For this in-depth conservation experience, we shall be joined by our specialist local guide, anthropologist, environmentalist, writer and award-winning community conservation pioneer Dr Margaret Jacobsohn.
Maggie moved to Namibia in the mid-1980s to undertake anthropological and archaeological research in the north-west of the country. She never left and has since become a Namibian citizen. Maggie founded the Integrated Rural Development and Nature Conservation NGO with Garth Owen-Smith in 1989 just before Namibia’s independence. She has been fighting against endemic illegal hunting, which has decimated species such as Black Rhinos and desert Elephants, and champions economic and social development of local populations. Through the actions of Maggie’s NGO, poaching in Namibia has been greatly reduced. In 1993 she was awarded the Goldman Environmental Prize, an honour that recognises grassroots environmental advocates.
She spent five years living with a number of Himba and Herero lineages in the north-west in the 80s and early 90s and is regarded as family by some of the older people there.
She obtained her PhD from Cape Town University, is a published author and has written numerous articles and texts on Himba social organisation and community-based natural resource management.
Hotel Heinitzburg is a boutique hotel with gorgeous panoramic views of the city and the surrounding mountains of Windhoek. A restored castle, the hotels unique architecture dates back to 1914 when it was commissioned by a German Count for his fiancée. The rooms are gracefully decorated with classic finishes and the wine cellar boasts the largest private collection in Namibia.
Kulala Wilderness Reserve
A welcome oasis situated along the dry Auab riverbed in the secluded Kulala Wilderness Reserve, Little Kulala celebrates the splendour and solitude of the Namib Desert. The luxury design of the thatched suites, each with a private plunge pool, merges seamlessly into the timeless desert setting. Each suite has indoor and outdoor showers, as well as a romantic rooftop starbed for contemplation of the unforgettable night desert skies.
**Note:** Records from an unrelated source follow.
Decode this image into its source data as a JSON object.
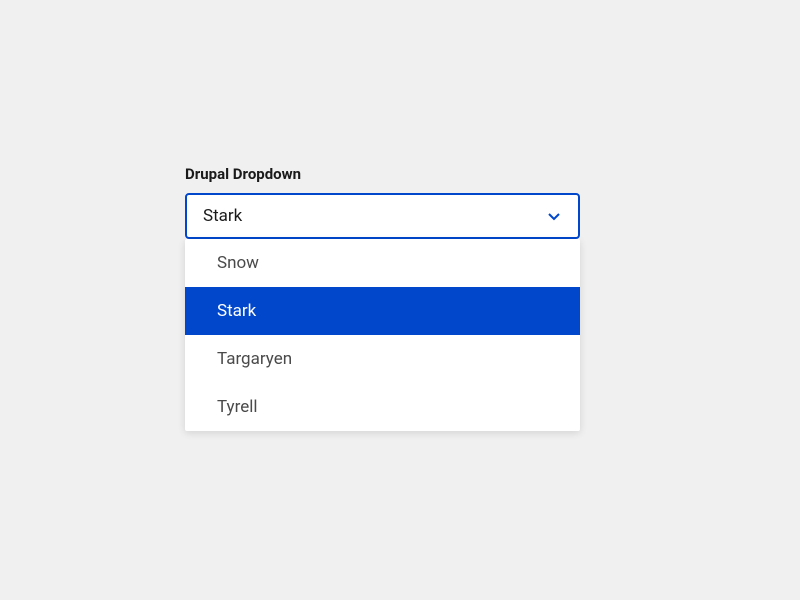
{
  "dropdown": {
    "label": "Drupal Dropdown",
    "selected": "Stark",
    "options": [
      {
        "label": "Snow",
        "selected": false
      },
      {
        "label": "Stark",
        "selected": true
      },
      {
        "label": "Targaryen",
        "selected": false
      },
      {
        "label": "Tyrell",
        "selected": false
      }
    ],
    "colors": {
      "accent": "#0047cc",
      "background": "#f0f0f0"
    }
  }
}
Etaambura, Namibia’s first Himba co-owned camp is situated on top of one of the highest hills above the remote plains of Onjuva, where livestock and springbok peacefully graze together. It is small and exclusive – each chalet has its own private deck extending from the hill to capture the breathtaking views of the region.
Onguma Tented Camp
Etosha National Park
In the local Herero language, Onguma means, ‘the place you don’t want to leave.’ This private, exclusive tented camp certainly lives up to its name. An atmosphere of elegance prevails, complimented by the animal activities around the nearby watering hole. The surrounding nature lends itself to long lazy afternoons spent relaxing on the lounges with a drink in hand, watching the animals come and go.
- Meals as per itinerary (23 breakfasts, 22 lunches, 23 dinners) including welcome and farewell dinners
- Private airport transfers (arrival and departure)
- Accommodation as stated on a twin-share basis
- Porterage at airports and hotels
- All land transport by private air-conditioned vehicle and train
- Services of an Arcadia Expedition Leader and English-speaking local guide throughout
- Sightseeing as specified including entrance fees to sites mentioned in itinerary
- Reusable responsible travel water bottle with daily drinking water provided
- Gratuities/tipping for local guides, drivers, hotel staff and restaurants for included meals
- All taxes
- Return international flights
- Passport and visa charges
- Items of a purely personal nature (i.e. telephone calls, laundry etc)
- Excess luggage
- Lunch and dinners not specifically mentioned as included in itinerary
- Travel insurance